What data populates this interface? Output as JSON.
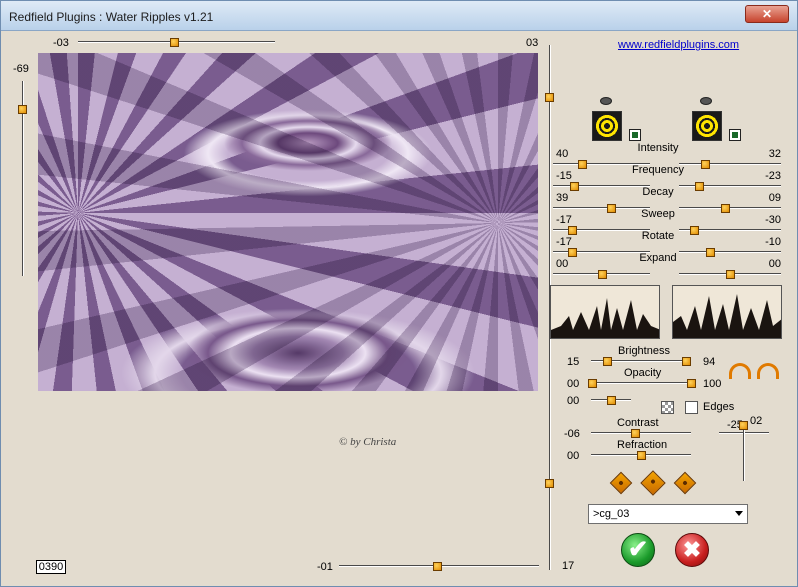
{
  "window": {
    "title": "Redfield Plugins : Water Ripples v1.21",
    "close_label": "✕"
  },
  "link": "www.redfieldplugins.com",
  "preview": {
    "top_slider_left": "-03",
    "top_slider_right": "03",
    "left_slider_value": "-69",
    "bottom_slider_value": "-01",
    "bottom_right_value": "17",
    "counter": "0390",
    "watermark": "© by Christa"
  },
  "params": [
    {
      "name": "Intensity",
      "left": "40",
      "right": "32",
      "left_pos": 0.3,
      "right_pos": 0.25
    },
    {
      "name": "Frequency",
      "left": "-15",
      "right": "-23",
      "left_pos": 0.22,
      "right_pos": 0.2
    },
    {
      "name": "Decay",
      "left": "39",
      "right": "09",
      "left_pos": 0.6,
      "right_pos": 0.45
    },
    {
      "name": "Sweep",
      "left": "-17",
      "right": "-30",
      "left_pos": 0.2,
      "right_pos": 0.15
    },
    {
      "name": "Rotate",
      "left": "-17",
      "right": "-10",
      "left_pos": 0.2,
      "right_pos": 0.3
    },
    {
      "name": "Expand",
      "left": "00",
      "right": "00",
      "left_pos": 0.5,
      "right_pos": 0.5
    }
  ],
  "lower": {
    "brightness_label": "Brightness",
    "brightness_left": "15",
    "brightness_right": "94",
    "opacity_label": "Opacity",
    "opacity_left": "00",
    "opacity_right": "100",
    "extra_value": "00",
    "edges_label": "Edges",
    "contrast_label": "Contrast",
    "contrast_value": "-06",
    "refraction_label": "Refraction",
    "refraction_value": "00",
    "vert_left": "-25",
    "vert_right": "02"
  },
  "preset": {
    "selected": ">cg_03"
  },
  "icons": {
    "eye": "eye-icon",
    "ok": "ok-icon",
    "cancel": "cancel-icon",
    "random": "dice-icon",
    "arrows": "arrow-icon"
  }
}
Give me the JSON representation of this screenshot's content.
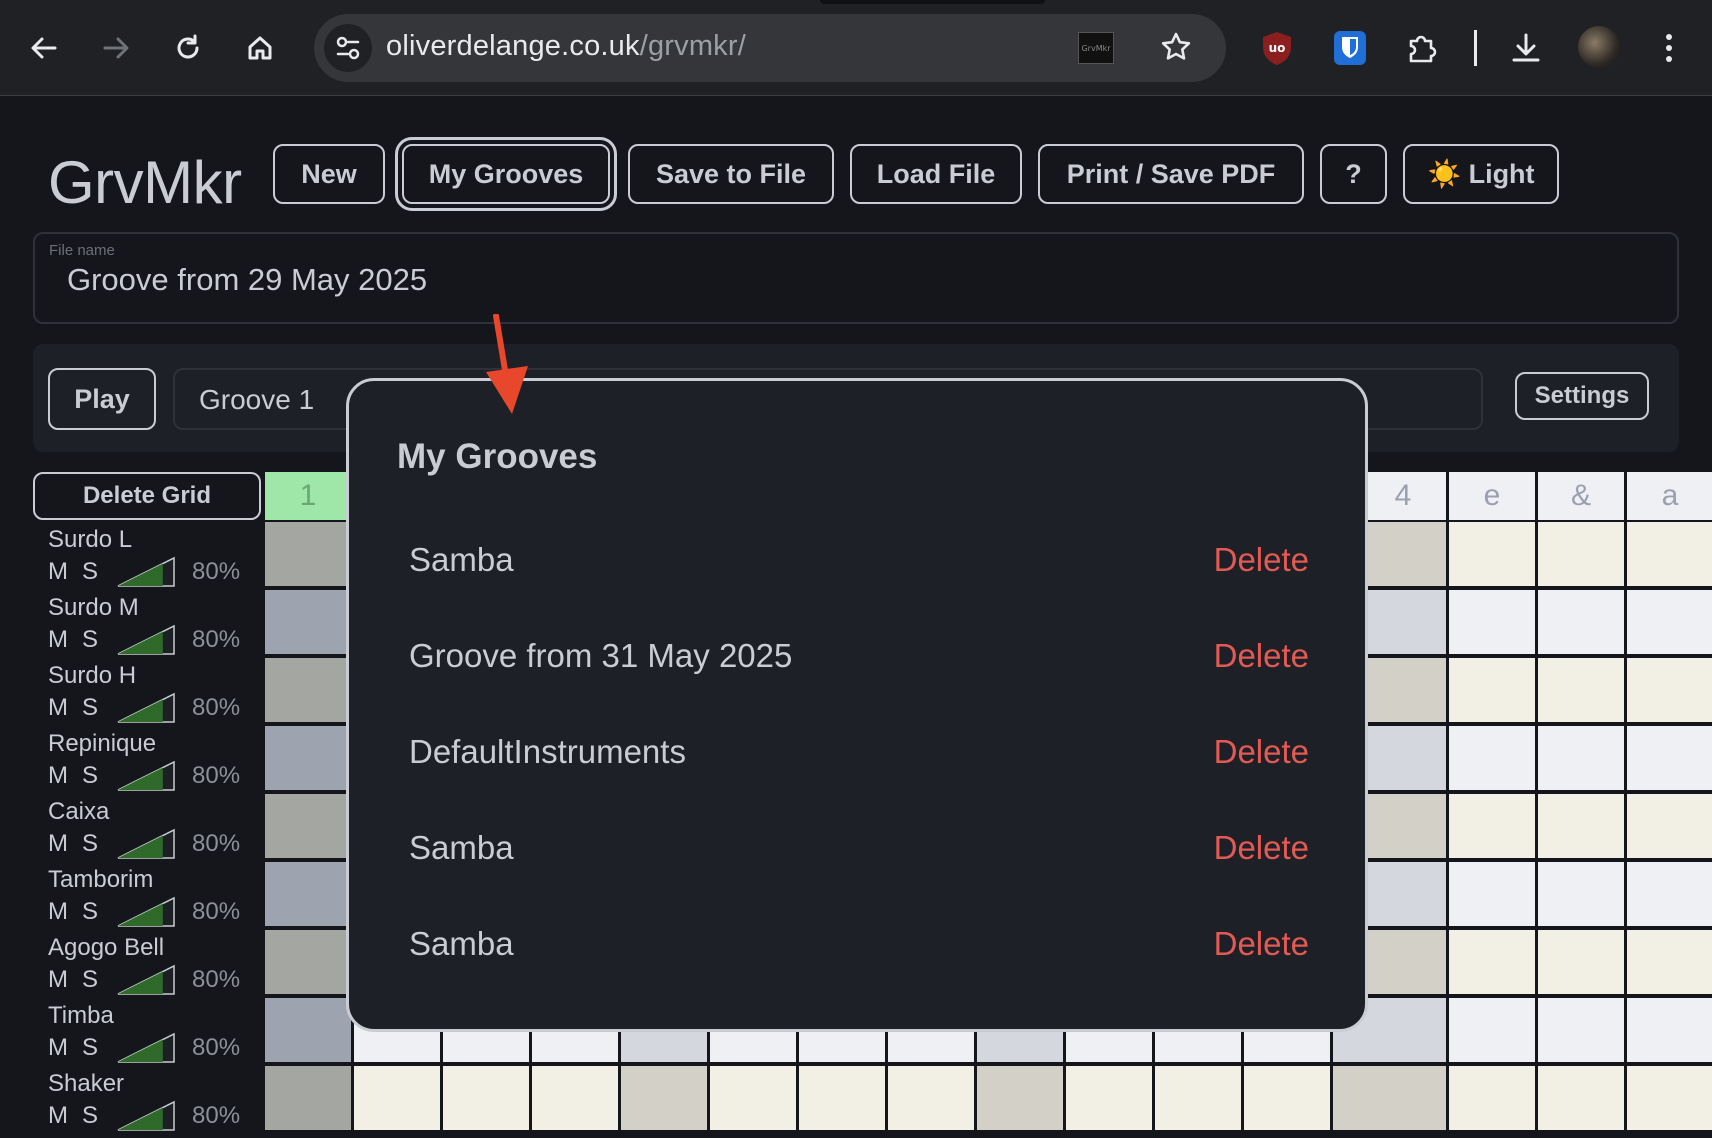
{
  "browser": {
    "url_domain": "oliverdelange.co.uk",
    "url_path": "/grvmkr/",
    "extension_thumb_label": "GrvMkr"
  },
  "app": {
    "logo": "GrvMkr",
    "toolbar": {
      "new_label": "New",
      "my_grooves_label": "My Grooves",
      "save_label": "Save to File",
      "load_label": "Load File",
      "print_label": "Print / Save PDF",
      "help_label": "?",
      "theme_label": "☀️ Light"
    },
    "file_name_label": "File name",
    "file_name_value": "Groove from 29 May 2025",
    "play_label": "Play",
    "groove_name": "Groove 1",
    "settings_label": "Settings",
    "delete_grid_label": "Delete Grid",
    "beat_headers": [
      "1",
      "4",
      "e",
      "&",
      "a"
    ],
    "instruments": [
      {
        "name": "Surdo L",
        "mute": "M",
        "solo": "S",
        "volume": "80%",
        "volume_level": 0.8
      },
      {
        "name": "Surdo M",
        "mute": "M",
        "solo": "S",
        "volume": "80%",
        "volume_level": 0.8
      },
      {
        "name": "Surdo H",
        "mute": "M",
        "solo": "S",
        "volume": "80%",
        "volume_level": 0.8
      },
      {
        "name": "Repinique",
        "mute": "M",
        "solo": "S",
        "volume": "80%",
        "volume_level": 0.8
      },
      {
        "name": "Caixa",
        "mute": "M",
        "solo": "S",
        "volume": "80%",
        "volume_level": 0.8
      },
      {
        "name": "Tamborim",
        "mute": "M",
        "solo": "S",
        "volume": "80%",
        "volume_level": 0.8
      },
      {
        "name": "Agogo Bell",
        "mute": "M",
        "solo": "S",
        "volume": "80%",
        "volume_level": 0.8
      },
      {
        "name": "Timba",
        "mute": "M",
        "solo": "S",
        "volume": "80%",
        "volume_level": 0.8
      },
      {
        "name": "Shaker",
        "mute": "M",
        "solo": "S",
        "volume": "80%",
        "volume_level": 0.8
      }
    ]
  },
  "modal": {
    "title": "My Grooves",
    "items": [
      {
        "name": "Samba",
        "delete_label": "Delete"
      },
      {
        "name": "Groove from 31 May 2025",
        "delete_label": "Delete"
      },
      {
        "name": "DefaultInstruments",
        "delete_label": "Delete"
      },
      {
        "name": "Samba",
        "delete_label": "Delete"
      },
      {
        "name": "Samba",
        "delete_label": "Delete"
      }
    ]
  },
  "colors": {
    "accent_delete": "#e35a52",
    "annotation_arrow": "#e8472b",
    "beat_highlight": "#9fe6a9"
  }
}
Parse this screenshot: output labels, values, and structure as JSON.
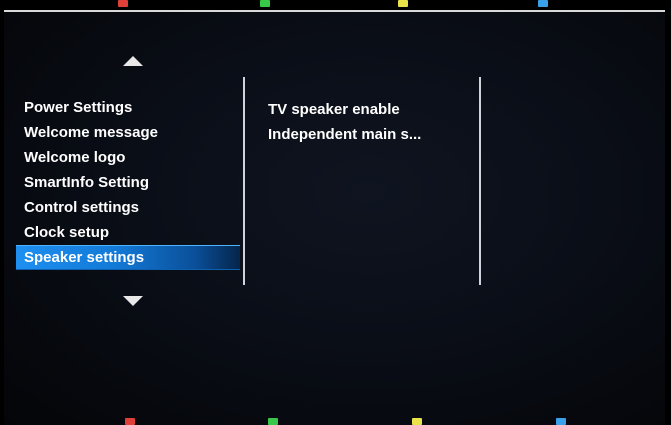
{
  "menu": {
    "items": [
      {
        "label": "Power Settings"
      },
      {
        "label": "Welcome message"
      },
      {
        "label": "Welcome logo"
      },
      {
        "label": "SmartInfo Setting"
      },
      {
        "label": "Control settings"
      },
      {
        "label": "Clock setup"
      },
      {
        "label": "Speaker settings",
        "selected": true
      }
    ]
  },
  "submenu": {
    "items": [
      {
        "label": "TV speaker enable"
      },
      {
        "label": "Independent main s..."
      }
    ]
  },
  "color_keys": {
    "red": "#e0403a",
    "green": "#37c84a",
    "yellow": "#e9e24a",
    "blue": "#3aa2ea"
  },
  "colors": {
    "selection": "#1379d6",
    "text": "#ffffff",
    "background": "#0a0e17"
  }
}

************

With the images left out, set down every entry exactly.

What data populates this interface? Output as JSON.
{
  "window": {
    "title": "Redfield Plugins : Water Ripples v1.21",
    "close_label": "✕"
  },
  "link": "www.redfieldplugins.com",
  "preview": {
    "top_slider_left": "-03",
    "top_slider_right": "03",
    "left_slider_value": "-69",
    "bottom_slider_value": "-01",
    "bottom_right_value": "17",
    "counter": "0390",
    "watermark": "© by Christa"
  },
  "params": [
    {
      "name": "Intensity",
      "left": "40",
      "right": "32",
      "left_pos": 0.3,
      "right_pos": 0.25
    },
    {
      "name": "Frequency",
      "left": "-15",
      "right": "-23",
      "left_pos": 0.22,
      "right_pos": 0.2
    },
    {
      "name": "Decay",
      "left": "39",
      "right": "09",
      "left_pos": 0.6,
      "right_pos": 0.45
    },
    {
      "name": "Sweep",
      "left": "-17",
      "right": "-30",
      "left_pos": 0.2,
      "right_pos": 0.15
    },
    {
      "name": "Rotate",
      "left": "-17",
      "right": "-10",
      "left_pos": 0.2,
      "right_pos": 0.3
    },
    {
      "name": "Expand",
      "left": "00",
      "right": "00",
      "left_pos": 0.5,
      "right_pos": 0.5
    }
  ],
  "lower": {
    "brightness_label": "Brightness",
    "brightness_left": "15",
    "brightness_right": "94",
    "opacity_label": "Opacity",
    "opacity_left": "00",
    "opacity_right": "100",
    "extra_value": "00",
    "edges_label": "Edges",
    "contrast_label": "Contrast",
    "contrast_value": "-06",
    "refraction_label": "Refraction",
    "refraction_value": "00",
    "vert_left": "-25",
    "vert_right": "02"
  },
  "preset": {
    "selected": ">cg_03"
  },
  "icons": {
    "eye": "eye-icon",
    "ok": "ok-icon",
    "cancel": "cancel-icon",
    "random": "dice-icon",
    "arrows": "arrow-icon"
  }
}
Give me the JSON representation of this screenshot's content.
{
  "browser": {
    "url_domain": "oliverdelange.co.uk",
    "url_path": "/grvmkr/",
    "extension_thumb_label": "GrvMkr"
  },
  "app": {
    "logo": "GrvMkr",
    "toolbar": {
      "new_label": "New",
      "my_grooves_label": "My Grooves",
      "save_label": "Save to File",
      "load_label": "Load File",
      "print_label": "Print / Save PDF",
      "help_label": "?",
      "theme_label": "☀️ Light"
    },
    "file_name_label": "File name",
    "file_name_value": "Groove from 29 May 2025",
    "play_label": "Play",
    "groove_name": "Groove 1",
    "settings_label": "Settings",
    "delete_grid_label": "Delete Grid",
    "beat_headers": [
      "1",
      "4",
      "e",
      "&",
      "a"
    ],
    "instruments": [
      {
        "name": "Surdo L",
        "mute": "M",
        "solo": "S",
        "volume": "80%",
        "volume_level": 0.8
      },
      {
        "name": "Surdo M",
        "mute": "M",
        "solo": "S",
        "volume": "80%",
        "volume_level": 0.8
      },
      {
        "name": "Surdo H",
        "mute": "M",
        "solo": "S",
        "volume": "80%",
        "volume_level": 0.8
      },
      {
        "name": "Repinique",
        "mute": "M",
        "solo": "S",
        "volume": "80%",
        "volume_level": 0.8
      },
      {
        "name": "Caixa",
        "mute": "M",
        "solo": "S",
        "volume": "80%",
        "volume_level": 0.8
      },
      {
        "name": "Tamborim",
        "mute": "M",
        "solo": "S",
        "volume": "80%",
        "volume_level": 0.8
      },
      {
        "name": "Agogo Bell",
        "mute": "M",
        "solo": "S",
        "volume": "80%",
        "volume_level": 0.8
      },
      {
        "name": "Timba",
        "mute": "M",
        "solo": "S",
        "volume": "80%",
        "volume_level": 0.8
      },
      {
        "name": "Shaker",
        "mute": "M",
        "solo": "S",
        "volume": "80%",
        "volume_level": 0.8
      }
    ]
  },
  "modal": {
    "title": "My Grooves",
    "items": [
      {
        "name": "Samba",
        "delete_label": "Delete"
      },
      {
        "name": "Groove from 31 May 2025",
        "delete_label": "Delete"
      },
      {
        "name": "DefaultInstruments",
        "delete_label": "Delete"
      },
      {
        "name": "Samba",
        "delete_label": "Delete"
      },
      {
        "name": "Samba",
        "delete_label": "Delete"
      }
    ]
  },
  "colors": {
    "accent_delete": "#e35a52",
    "annotation_arrow": "#e8472b",
    "beat_highlight": "#9fe6a9"
  }
}
Parse this screenshot: output labels, values, and structure as JSON.
{
  "menu": {
    "items": [
      {
        "label": "Power Settings"
      },
      {
        "label": "Welcome message"
      },
      {
        "label": "Welcome logo"
      },
      {
        "label": "SmartInfo Setting"
      },
      {
        "label": "Control settings"
      },
      {
        "label": "Clock setup"
      },
      {
        "label": "Speaker settings",
        "selected": true
      }
    ]
  },
  "submenu": {
    "items": [
      {
        "label": "TV speaker enable"
      },
      {
        "label": "Independent main s..."
      }
    ]
  },
  "color_keys": {
    "red": "#e0403a",
    "green": "#37c84a",
    "yellow": "#e9e24a",
    "blue": "#3aa2ea"
  },
  "colors": {
    "selection": "#1379d6",
    "text": "#ffffff",
    "background": "#0a0e17"
  }
}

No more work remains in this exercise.